DIRECTIONS
Retype the data that follows line by line, exactly, and leave its pictures out.

DATA TO EXAMINE
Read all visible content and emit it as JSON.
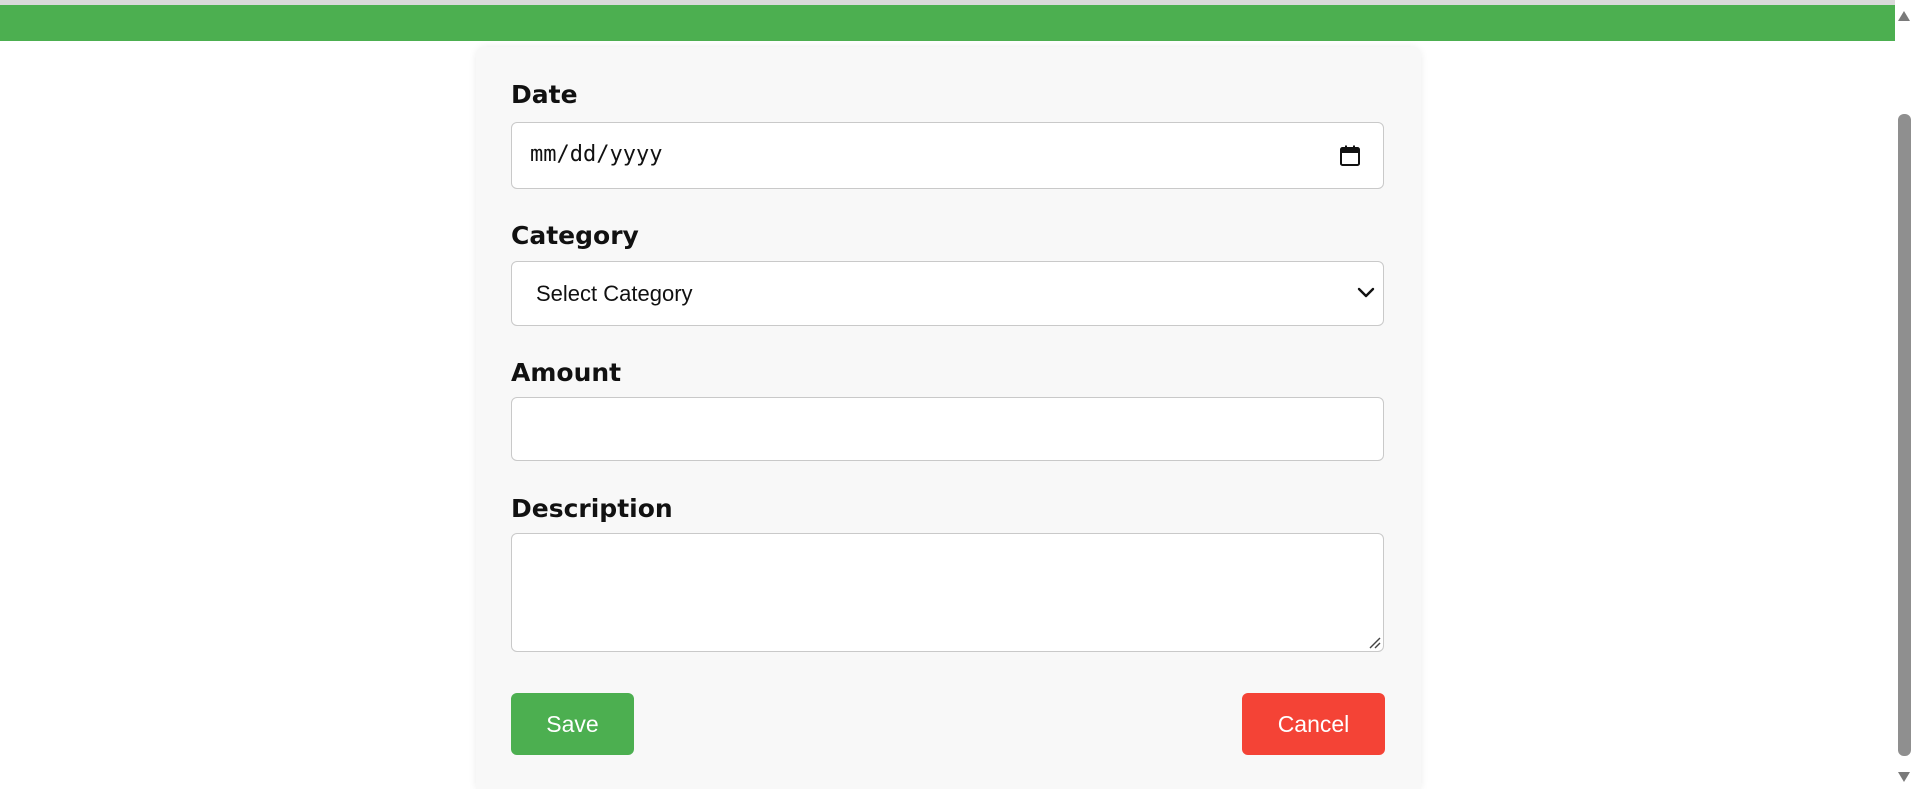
{
  "form": {
    "date": {
      "label": "Date",
      "placeholder": "mm/dd/yyyy",
      "icon": "calendar-icon"
    },
    "category": {
      "label": "Category",
      "selected": "Select Category",
      "icon": "chevron-down-icon"
    },
    "amount": {
      "label": "Amount",
      "value": ""
    },
    "description": {
      "label": "Description",
      "value": ""
    },
    "buttons": {
      "save_label": "Save",
      "cancel_label": "Cancel"
    }
  },
  "colors": {
    "header": "#4caf50",
    "save": "#4caf50",
    "cancel": "#f44336",
    "card": "#f8f8f8"
  }
}
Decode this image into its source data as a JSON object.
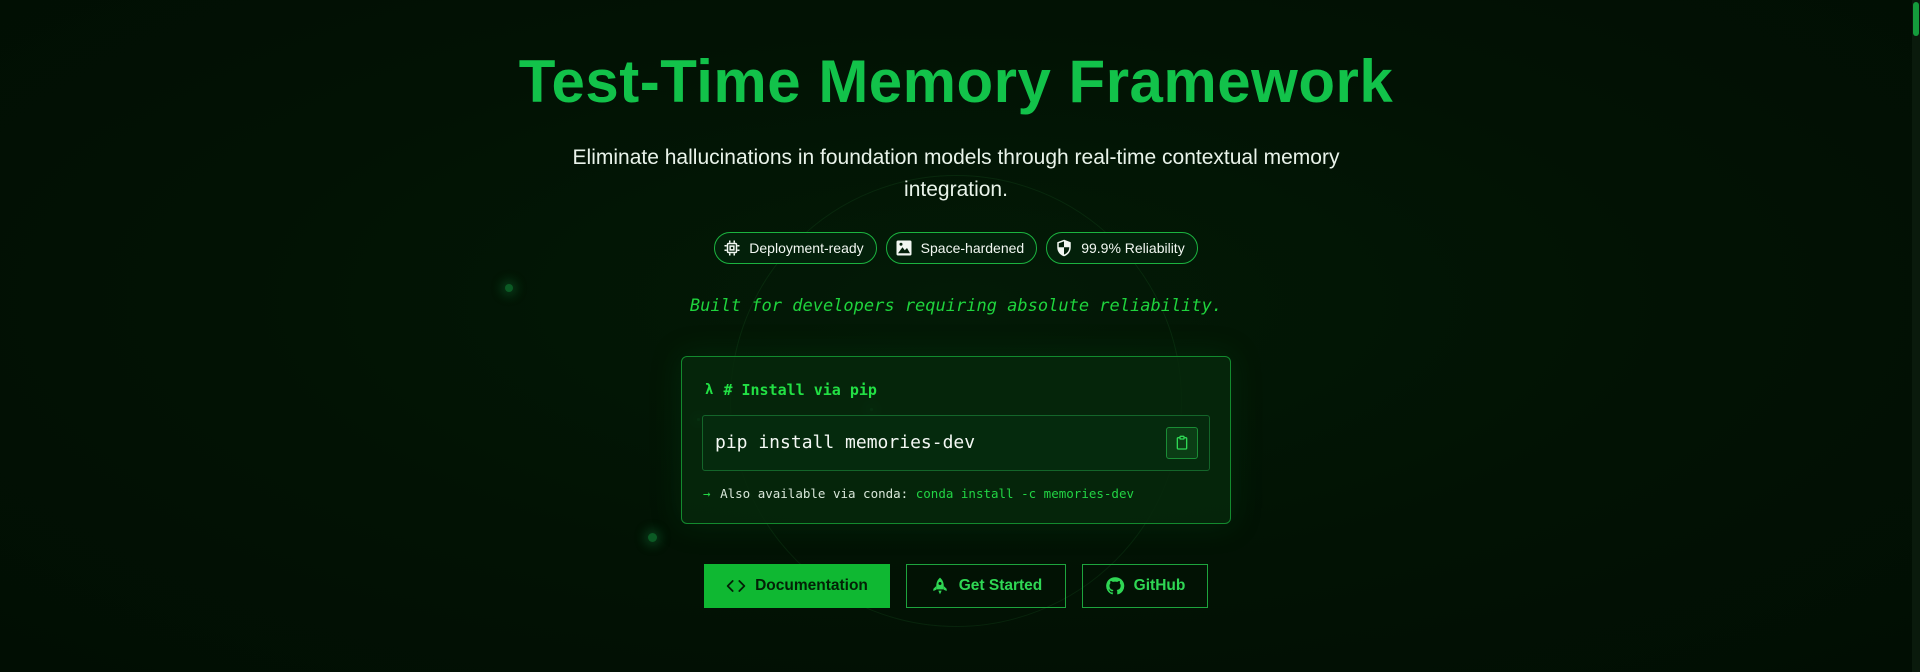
{
  "hero": {
    "title": "Test-Time Memory Framework",
    "subtitle": "Eliminate hallucinations in foundation models through real-time contextual memory integration.",
    "tagline": "Built for developers requiring absolute reliability."
  },
  "badges": [
    {
      "label": "Deployment-ready",
      "icon": "chip-icon"
    },
    {
      "label": "Space-hardened",
      "icon": "image-landscape-icon"
    },
    {
      "label": "99.9% Reliability",
      "icon": "shield-icon"
    }
  ],
  "install": {
    "header": "# Install via pip",
    "command": "pip install memories-dev",
    "alt_arrow": "→",
    "alt_prefix": "Also available via conda:",
    "alt_command": "conda install -c memories-dev"
  },
  "buttons": {
    "documentation": "Documentation",
    "get_started": "Get Started",
    "github": "GitHub"
  },
  "colors": {
    "background": "#021204",
    "accent": "#12c24a",
    "primary_button": "#0fb832",
    "text": "#e9f3ea"
  }
}
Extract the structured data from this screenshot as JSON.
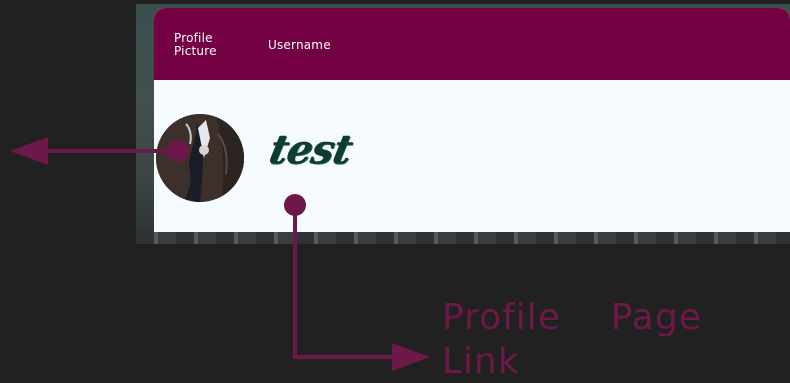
{
  "table": {
    "headers": {
      "profile_picture": "Profile\nPicture",
      "username": "Username"
    },
    "rows": [
      {
        "username": "test"
      }
    ]
  },
  "annotations": {
    "line1": "Profile    Page",
    "line2": "Link"
  },
  "colors": {
    "header": "#740044",
    "body": "#f5fbfe",
    "annotation": "#6d1848",
    "username_text": "#0f3b32",
    "page_bg": "#212121"
  },
  "icons": {
    "arrow_left": "arrow-left-icon",
    "arrow_right": "arrow-right-icon"
  }
}
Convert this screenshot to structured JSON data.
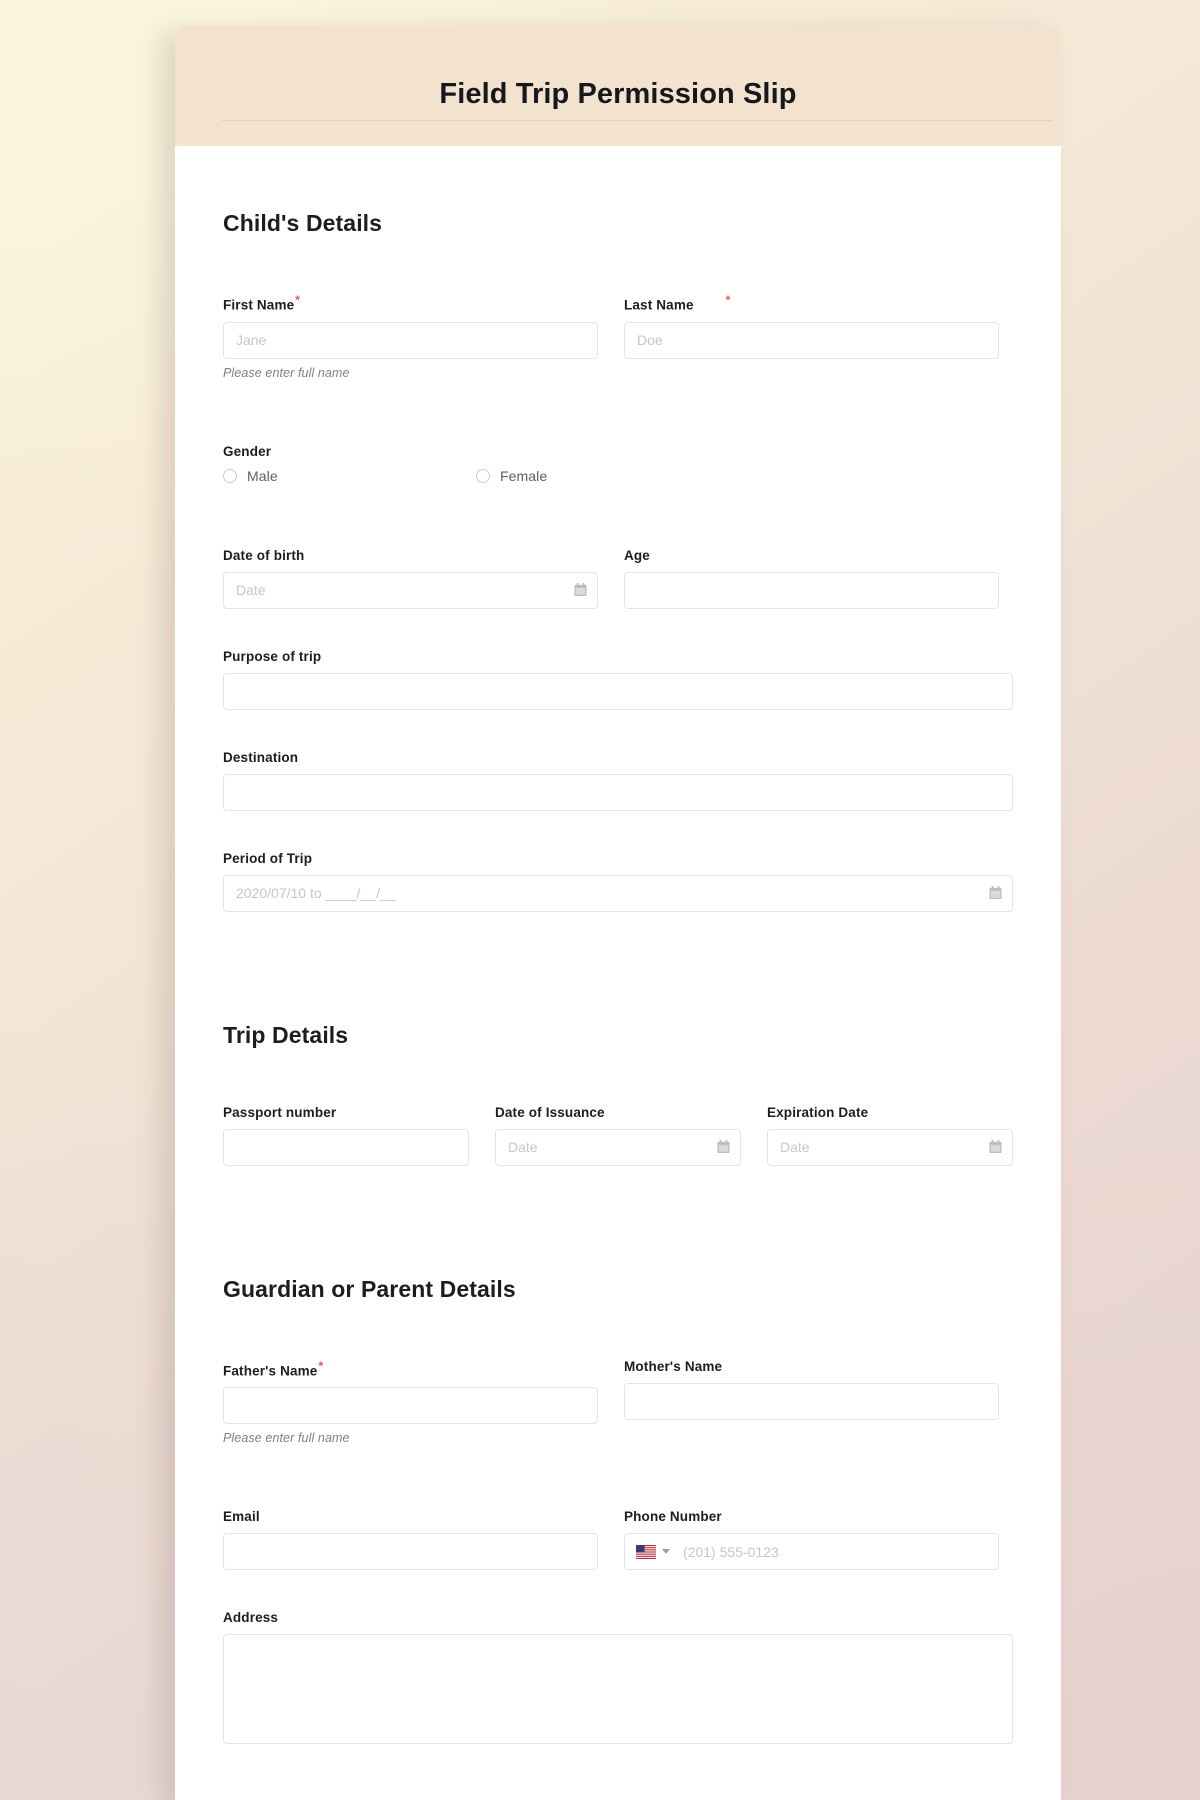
{
  "theme": {
    "header_bg": "#F3E2CE",
    "card_bg": "#FFFFFF",
    "required_color": "#E8543F",
    "border_color": "#E2E4E8",
    "placeholder_color": "#C3C6CC"
  },
  "header": {
    "title": "Field Trip Permission Slip"
  },
  "sections": {
    "child": {
      "title": "Child's Details",
      "first_name": {
        "label": "First Name",
        "required": "*",
        "placeholder": "Jane",
        "value": "",
        "hint": "Please enter full name"
      },
      "last_name": {
        "label": "Last Name",
        "required": "*",
        "placeholder": "Doe",
        "value": ""
      },
      "gender": {
        "label": "Gender",
        "options": [
          {
            "label": "Male",
            "selected": false
          },
          {
            "label": "Female",
            "selected": false
          }
        ]
      },
      "dob": {
        "label": "Date of birth",
        "placeholder": "Date",
        "value": "",
        "icon": "calendar-icon"
      },
      "age": {
        "label": "Age",
        "placeholder": "",
        "value": ""
      },
      "purpose": {
        "label": "Purpose of trip",
        "placeholder": "",
        "value": ""
      },
      "destination": {
        "label": "Destination",
        "placeholder": "",
        "value": ""
      },
      "period": {
        "label": "Period of Trip",
        "placeholder": "2020/07/10 to ____/__/__",
        "value": "",
        "icon": "calendar-icon"
      }
    },
    "trip": {
      "title": "Trip Details",
      "passport": {
        "label": "Passport number",
        "placeholder": "",
        "value": ""
      },
      "issuance": {
        "label": "Date of Issuance",
        "placeholder": "Date",
        "value": "",
        "icon": "calendar-icon"
      },
      "expiration": {
        "label": "Expiration Date",
        "placeholder": "Date",
        "value": "",
        "icon": "calendar-icon"
      }
    },
    "guardian": {
      "title": "Guardian or Parent Details",
      "father": {
        "label": "Father's Name",
        "required": "*",
        "placeholder": "",
        "value": "",
        "hint": "Please enter full name"
      },
      "mother": {
        "label": "Mother's Name",
        "placeholder": "",
        "value": ""
      },
      "email": {
        "label": "Email",
        "placeholder": "",
        "value": ""
      },
      "phone": {
        "label": "Phone Number",
        "placeholder": "(201) 555-0123",
        "value": "",
        "country_flag": "us-flag-icon",
        "caret": "chevron-down-icon"
      },
      "address": {
        "label": "Address",
        "placeholder": "",
        "value": ""
      }
    }
  }
}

RESULT OF THE EXERCISE
Read all visible content and emit it as JSON.
{
  "form": {
    "date": {
      "label": "Date",
      "placeholder": "mm/dd/yyyy",
      "icon": "calendar-icon"
    },
    "category": {
      "label": "Category",
      "selected": "Select Category",
      "icon": "chevron-down-icon"
    },
    "amount": {
      "label": "Amount",
      "value": ""
    },
    "description": {
      "label": "Description",
      "value": ""
    },
    "buttons": {
      "save_label": "Save",
      "cancel_label": "Cancel"
    }
  },
  "colors": {
    "header": "#4caf50",
    "save": "#4caf50",
    "cancel": "#f44336",
    "card": "#f8f8f8"
  }
}
Decode this image into its source data as a JSON object.
{
  "hero": {
    "title": "Test-Time Memory Framework",
    "subtitle": "Eliminate hallucinations in foundation models through real-time contextual memory integration.",
    "tagline": "Built for developers requiring absolute reliability."
  },
  "badges": [
    {
      "label": "Deployment-ready",
      "icon": "chip-icon"
    },
    {
      "label": "Space-hardened",
      "icon": "image-landscape-icon"
    },
    {
      "label": "99.9% Reliability",
      "icon": "shield-icon"
    }
  ],
  "install": {
    "header": "# Install via pip",
    "command": "pip install memories-dev",
    "alt_arrow": "→",
    "alt_prefix": "Also available via conda:",
    "alt_command": "conda install -c memories-dev"
  },
  "buttons": {
    "documentation": "Documentation",
    "get_started": "Get Started",
    "github": "GitHub"
  },
  "colors": {
    "background": "#021204",
    "accent": "#12c24a",
    "primary_button": "#0fb832",
    "text": "#e9f3ea"
  }
}
Extract the structured data from this screenshot as JSON.
{
  "table": {
    "headers": {
      "profile_picture": "Profile\nPicture",
      "username": "Username"
    },
    "rows": [
      {
        "username": "test"
      }
    ]
  },
  "annotations": {
    "line1": "Profile    Page",
    "line2": "Link"
  },
  "colors": {
    "header": "#740044",
    "body": "#f5fbfe",
    "annotation": "#6d1848",
    "username_text": "#0f3b32",
    "page_bg": "#212121"
  },
  "icons": {
    "arrow_left": "arrow-left-icon",
    "arrow_right": "arrow-right-icon"
  }
}
Convert this screenshot to structured JSON data.
{
  "theme": {
    "header_bg": "#F3E2CE",
    "card_bg": "#FFFFFF",
    "required_color": "#E8543F",
    "border_color": "#E2E4E8",
    "placeholder_color": "#C3C6CC"
  },
  "header": {
    "title": "Field Trip Permission Slip"
  },
  "sections": {
    "child": {
      "title": "Child's Details",
      "first_name": {
        "label": "First Name",
        "required": "*",
        "placeholder": "Jane",
        "value": "",
        "hint": "Please enter full name"
      },
      "last_name": {
        "label": "Last Name",
        "required": "*",
        "placeholder": "Doe",
        "value": ""
      },
      "gender": {
        "label": "Gender",
        "options": [
          {
            "label": "Male",
            "selected": false
          },
          {
            "label": "Female",
            "selected": false
          }
        ]
      },
      "dob": {
        "label": "Date of birth",
        "placeholder": "Date",
        "value": "",
        "icon": "calendar-icon"
      },
      "age": {
        "label": "Age",
        "placeholder": "",
        "value": ""
      },
      "purpose": {
        "label": "Purpose of trip",
        "placeholder": "",
        "value": ""
      },
      "destination": {
        "label": "Destination",
        "placeholder": "",
        "value": ""
      },
      "period": {
        "label": "Period of Trip",
        "placeholder": "2020/07/10 to ____/__/__",
        "value": "",
        "icon": "calendar-icon"
      }
    },
    "trip": {
      "title": "Trip Details",
      "passport": {
        "label": "Passport number",
        "placeholder": "",
        "value": ""
      },
      "issuance": {
        "label": "Date of Issuance",
        "placeholder": "Date",
        "value": "",
        "icon": "calendar-icon"
      },
      "expiration": {
        "label": "Expiration Date",
        "placeholder": "Date",
        "value": "",
        "icon": "calendar-icon"
      }
    },
    "guardian": {
      "title": "Guardian or Parent Details",
      "father": {
        "label": "Father's Name",
        "required": "*",
        "placeholder": "",
        "value": "",
        "hint": "Please enter full name"
      },
      "mother": {
        "label": "Mother's Name",
        "placeholder": "",
        "value": ""
      },
      "email": {
        "label": "Email",
        "placeholder": "",
        "value": ""
      },
      "phone": {
        "label": "Phone Number",
        "placeholder": "(201) 555-0123",
        "value": "",
        "country_flag": "us-flag-icon",
        "caret": "chevron-down-icon"
      },
      "address": {
        "label": "Address",
        "placeholder": "",
        "value": ""
      }
    }
  }
}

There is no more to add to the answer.